**Data provided**
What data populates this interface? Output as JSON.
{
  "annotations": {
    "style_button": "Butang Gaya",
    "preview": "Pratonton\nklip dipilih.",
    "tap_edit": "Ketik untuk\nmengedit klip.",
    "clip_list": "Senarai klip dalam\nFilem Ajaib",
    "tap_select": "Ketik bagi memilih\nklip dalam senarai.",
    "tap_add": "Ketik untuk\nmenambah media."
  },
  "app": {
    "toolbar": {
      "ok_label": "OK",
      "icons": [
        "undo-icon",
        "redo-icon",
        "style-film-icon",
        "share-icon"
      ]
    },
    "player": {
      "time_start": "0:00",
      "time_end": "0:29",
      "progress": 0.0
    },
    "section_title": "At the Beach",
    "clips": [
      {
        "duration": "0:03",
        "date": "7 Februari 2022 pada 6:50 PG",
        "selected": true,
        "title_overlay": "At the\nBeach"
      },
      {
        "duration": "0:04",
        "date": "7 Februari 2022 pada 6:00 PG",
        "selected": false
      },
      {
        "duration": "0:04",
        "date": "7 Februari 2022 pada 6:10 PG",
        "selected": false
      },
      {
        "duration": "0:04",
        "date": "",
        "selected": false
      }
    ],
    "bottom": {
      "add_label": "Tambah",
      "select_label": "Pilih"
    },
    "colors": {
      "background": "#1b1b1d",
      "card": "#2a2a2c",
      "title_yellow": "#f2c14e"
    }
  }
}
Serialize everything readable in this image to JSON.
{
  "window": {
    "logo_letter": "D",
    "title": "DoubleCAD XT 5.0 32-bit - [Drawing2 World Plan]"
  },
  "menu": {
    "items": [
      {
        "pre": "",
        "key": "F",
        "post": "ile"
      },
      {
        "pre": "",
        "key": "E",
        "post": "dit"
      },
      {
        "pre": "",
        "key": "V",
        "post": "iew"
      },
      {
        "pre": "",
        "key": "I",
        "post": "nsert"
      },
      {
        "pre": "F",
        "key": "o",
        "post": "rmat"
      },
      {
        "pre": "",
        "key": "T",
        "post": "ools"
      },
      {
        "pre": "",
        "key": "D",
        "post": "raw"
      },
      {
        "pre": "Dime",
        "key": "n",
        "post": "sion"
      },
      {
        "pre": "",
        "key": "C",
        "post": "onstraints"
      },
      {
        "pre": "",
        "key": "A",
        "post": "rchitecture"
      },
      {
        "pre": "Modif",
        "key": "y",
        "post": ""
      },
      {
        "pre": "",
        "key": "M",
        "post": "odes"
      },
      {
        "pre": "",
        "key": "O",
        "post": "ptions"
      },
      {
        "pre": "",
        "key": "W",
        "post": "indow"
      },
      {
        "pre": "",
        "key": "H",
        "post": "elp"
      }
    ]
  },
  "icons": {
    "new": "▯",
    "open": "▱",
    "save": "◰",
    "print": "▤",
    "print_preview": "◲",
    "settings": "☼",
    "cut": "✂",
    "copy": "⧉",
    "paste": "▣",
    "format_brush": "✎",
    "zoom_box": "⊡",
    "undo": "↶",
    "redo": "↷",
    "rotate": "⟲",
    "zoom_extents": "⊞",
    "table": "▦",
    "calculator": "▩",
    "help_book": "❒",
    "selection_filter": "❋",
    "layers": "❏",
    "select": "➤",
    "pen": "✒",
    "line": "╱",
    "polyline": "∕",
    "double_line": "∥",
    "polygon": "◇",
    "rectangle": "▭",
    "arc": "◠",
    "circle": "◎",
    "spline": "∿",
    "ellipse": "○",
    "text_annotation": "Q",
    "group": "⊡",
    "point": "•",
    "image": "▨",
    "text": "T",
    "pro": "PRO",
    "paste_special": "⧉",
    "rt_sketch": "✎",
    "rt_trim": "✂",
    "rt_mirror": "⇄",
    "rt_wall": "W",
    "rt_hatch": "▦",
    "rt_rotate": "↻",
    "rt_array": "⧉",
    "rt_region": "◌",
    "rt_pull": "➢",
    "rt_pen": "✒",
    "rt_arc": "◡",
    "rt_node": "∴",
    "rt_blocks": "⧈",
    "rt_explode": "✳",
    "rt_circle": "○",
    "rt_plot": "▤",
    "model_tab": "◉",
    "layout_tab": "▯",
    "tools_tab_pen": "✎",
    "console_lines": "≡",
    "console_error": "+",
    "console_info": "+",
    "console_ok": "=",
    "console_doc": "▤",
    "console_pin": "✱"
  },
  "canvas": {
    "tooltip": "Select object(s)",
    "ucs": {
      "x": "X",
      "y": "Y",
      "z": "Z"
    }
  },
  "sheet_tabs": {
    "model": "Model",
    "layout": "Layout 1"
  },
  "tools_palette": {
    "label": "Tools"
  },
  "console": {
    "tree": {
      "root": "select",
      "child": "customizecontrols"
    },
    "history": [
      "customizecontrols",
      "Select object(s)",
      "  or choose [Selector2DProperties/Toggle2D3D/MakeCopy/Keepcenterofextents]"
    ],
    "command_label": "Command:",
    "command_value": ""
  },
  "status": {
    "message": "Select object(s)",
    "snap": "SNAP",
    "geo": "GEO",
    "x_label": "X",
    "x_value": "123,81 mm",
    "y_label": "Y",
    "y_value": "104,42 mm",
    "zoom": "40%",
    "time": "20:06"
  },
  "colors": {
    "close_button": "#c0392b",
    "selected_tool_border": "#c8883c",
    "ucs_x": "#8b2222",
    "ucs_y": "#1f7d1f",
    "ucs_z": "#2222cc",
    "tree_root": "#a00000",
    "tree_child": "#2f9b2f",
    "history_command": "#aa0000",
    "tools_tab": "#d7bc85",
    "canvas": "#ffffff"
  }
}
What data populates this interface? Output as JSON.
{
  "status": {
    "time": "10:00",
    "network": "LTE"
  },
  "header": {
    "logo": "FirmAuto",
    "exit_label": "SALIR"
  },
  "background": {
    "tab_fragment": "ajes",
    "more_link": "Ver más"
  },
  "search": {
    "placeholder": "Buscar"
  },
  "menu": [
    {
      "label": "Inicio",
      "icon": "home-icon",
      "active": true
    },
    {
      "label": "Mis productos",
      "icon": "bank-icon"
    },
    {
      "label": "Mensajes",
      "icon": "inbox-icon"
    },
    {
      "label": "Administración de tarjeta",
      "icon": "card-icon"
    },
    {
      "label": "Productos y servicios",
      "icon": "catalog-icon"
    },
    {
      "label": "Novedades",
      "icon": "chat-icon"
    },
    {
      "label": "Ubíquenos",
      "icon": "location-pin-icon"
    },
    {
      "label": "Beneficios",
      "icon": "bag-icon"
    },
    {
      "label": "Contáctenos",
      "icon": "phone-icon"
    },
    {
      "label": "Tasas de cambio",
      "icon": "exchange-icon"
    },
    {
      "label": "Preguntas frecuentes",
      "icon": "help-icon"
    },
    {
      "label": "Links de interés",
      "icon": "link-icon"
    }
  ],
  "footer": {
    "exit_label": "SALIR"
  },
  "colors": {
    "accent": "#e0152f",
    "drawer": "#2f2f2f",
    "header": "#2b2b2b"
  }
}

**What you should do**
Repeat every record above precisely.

**Your solution**
What data populates this interface? Output as JSON.
{
  "annotations": {
    "style_button": "Butang Gaya",
    "preview": "Pratonton\nklip dipilih.",
    "tap_edit": "Ketik untuk\nmengedit klip.",
    "clip_list": "Senarai klip dalam\nFilem Ajaib",
    "tap_select": "Ketik bagi memilih\nklip dalam senarai.",
    "tap_add": "Ketik untuk\nmenambah media."
  },
  "app": {
    "toolbar": {
      "ok_label": "OK",
      "icons": [
        "undo-icon",
        "redo-icon",
        "style-film-icon",
        "share-icon"
      ]
    },
    "player": {
      "time_start": "0:00",
      "time_end": "0:29",
      "progress": 0.0
    },
    "section_title": "At the Beach",
    "clips": [
      {
        "duration": "0:03",
        "date": "7 Februari 2022 pada 6:50 PG",
        "selected": true,
        "title_overlay": "At the\nBeach"
      },
      {
        "duration": "0:04",
        "date": "7 Februari 2022 pada 6:00 PG",
        "selected": false
      },
      {
        "duration": "0:04",
        "date": "7 Februari 2022 pada 6:10 PG",
        "selected": false
      },
      {
        "duration": "0:04",
        "date": "",
        "selected": false
      }
    ],
    "bottom": {
      "add_label": "Tambah",
      "select_label": "Pilih"
    },
    "colors": {
      "background": "#1b1b1d",
      "card": "#2a2a2c",
      "title_yellow": "#f2c14e"
    }
  }
}
Serialize everything readable in this image to JSON.
{
  "window": {
    "logo_letter": "D",
    "title": "DoubleCAD XT 5.0 32-bit - [Drawing2 World Plan]"
  },
  "menu": {
    "items": [
      {
        "pre": "",
        "key": "F",
        "post": "ile"
      },
      {
        "pre": "",
        "key": "E",
        "post": "dit"
      },
      {
        "pre": "",
        "key": "V",
        "post": "iew"
      },
      {
        "pre": "",
        "key": "I",
        "post": "nsert"
      },
      {
        "pre": "F",
        "key": "o",
        "post": "rmat"
      },
      {
        "pre": "",
        "key": "T",
        "post": "ools"
      },
      {
        "pre": "",
        "key": "D",
        "post": "raw"
      },
      {
        "pre": "Dime",
        "key": "n",
        "post": "sion"
      },
      {
        "pre": "",
        "key": "C",
        "post": "onstraints"
      },
      {
        "pre": "",
        "key": "A",
        "post": "rchitecture"
      },
      {
        "pre": "Modif",
        "key": "y",
        "post": ""
      },
      {
        "pre": "",
        "key": "M",
        "post": "odes"
      },
      {
        "pre": "",
        "key": "O",
        "post": "ptions"
      },
      {
        "pre": "",
        "key": "W",
        "post": "indow"
      },
      {
        "pre": "",
        "key": "H",
        "post": "elp"
      }
    ]
  },
  "icons": {
    "new": "▯",
    "open": "▱",
    "save": "◰",
    "print": "▤",
    "print_preview": "◲",
    "settings": "☼",
    "cut": "✂",
    "copy": "⧉",
    "paste": "▣",
    "format_brush": "✎",
    "zoom_box": "⊡",
    "undo": "↶",
    "redo": "↷",
    "rotate": "⟲",
    "zoom_extents": "⊞",
    "table": "▦",
    "calculator": "▩",
    "help_book": "❒",
    "selection_filter": "❋",
    "layers": "❏",
    "select": "➤",
    "pen": "✒",
    "line": "╱",
    "polyline": "∕",
    "double_line": "∥",
    "polygon": "◇",
    "rectangle": "▭",
    "arc": "◠",
    "circle": "◎",
    "spline": "∿",
    "ellipse": "○",
    "text_annotation": "Q",
    "group": "⊡",
    "point": "•",
    "image": "▨",
    "text": "T",
    "pro": "PRO",
    "paste_special": "⧉",
    "rt_sketch": "✎",
    "rt_trim": "✂",
    "rt_mirror": "⇄",
    "rt_wall": "W",
    "rt_hatch": "▦",
    "rt_rotate": "↻",
    "rt_array": "⧉",
    "rt_region": "◌",
    "rt_pull": "➢",
    "rt_pen": "✒",
    "rt_arc": "◡",
    "rt_node": "∴",
    "rt_blocks": "⧈",
    "rt_explode": "✳",
    "rt_circle": "○",
    "rt_plot": "▤",
    "model_tab": "◉",
    "layout_tab": "▯",
    "tools_tab_pen": "✎",
    "console_lines": "≡",
    "console_error": "+",
    "console_info": "+",
    "console_ok": "=",
    "console_doc": "▤",
    "console_pin": "✱"
  },
  "canvas": {
    "tooltip": "Select object(s)",
    "ucs": {
      "x": "X",
      "y": "Y",
      "z": "Z"
    }
  },
  "sheet_tabs": {
    "model": "Model",
    "layout": "Layout 1"
  },
  "tools_palette": {
    "label": "Tools"
  },
  "console": {
    "tree": {
      "root": "select",
      "child": "customizecontrols"
    },
    "history": [
      "customizecontrols",
      "Select object(s)",
      "  or choose [Selector2DProperties/Toggle2D3D/MakeCopy/Keepcenterofextents]"
    ],
    "command_label": "Command:",
    "command_value": ""
  },
  "status": {
    "message": "Select object(s)",
    "snap": "SNAP",
    "geo": "GEO",
    "x_label": "X",
    "x_value": "123,81 mm",
    "y_label": "Y",
    "y_value": "104,42 mm",
    "zoom": "40%",
    "time": "20:06"
  },
  "colors": {
    "close_button": "#c0392b",
    "selected_tool_border": "#c8883c",
    "ucs_x": "#8b2222",
    "ucs_y": "#1f7d1f",
    "ucs_z": "#2222cc",
    "tree_root": "#a00000",
    "tree_child": "#2f9b2f",
    "history_command": "#aa0000",
    "tools_tab": "#d7bc85",
    "canvas": "#ffffff"
  }
}
What data populates this interface? Output as JSON.
{
  "status": {
    "time": "10:00",
    "network": "LTE"
  },
  "header": {
    "logo": "FirmAuto",
    "exit_label": "SALIR"
  },
  "background": {
    "tab_fragment": "ajes",
    "more_link": "Ver más"
  },
  "search": {
    "placeholder": "Buscar"
  },
  "menu": [
    {
      "label": "Inicio",
      "icon": "home-icon",
      "active": true
    },
    {
      "label": "Mis productos",
      "icon": "bank-icon"
    },
    {
      "label": "Mensajes",
      "icon": "inbox-icon"
    },
    {
      "label": "Administración de tarjeta",
      "icon": "card-icon"
    },
    {
      "label": "Productos y servicios",
      "icon": "catalog-icon"
    },
    {
      "label": "Novedades",
      "icon": "chat-icon"
    },
    {
      "label": "Ubíquenos",
      "icon": "location-pin-icon"
    },
    {
      "label": "Beneficios",
      "icon": "bag-icon"
    },
    {
      "label": "Contáctenos",
      "icon": "phone-icon"
    },
    {
      "label": "Tasas de cambio",
      "icon": "exchange-icon"
    },
    {
      "label": "Preguntas frecuentes",
      "icon": "help-icon"
    },
    {
      "label": "Links de interés",
      "icon": "link-icon"
    }
  ],
  "footer": {
    "exit_label": "SALIR"
  },
  "colors": {
    "accent": "#e0152f",
    "drawer": "#2f2f2f",
    "header": "#2b2b2b"
  }
}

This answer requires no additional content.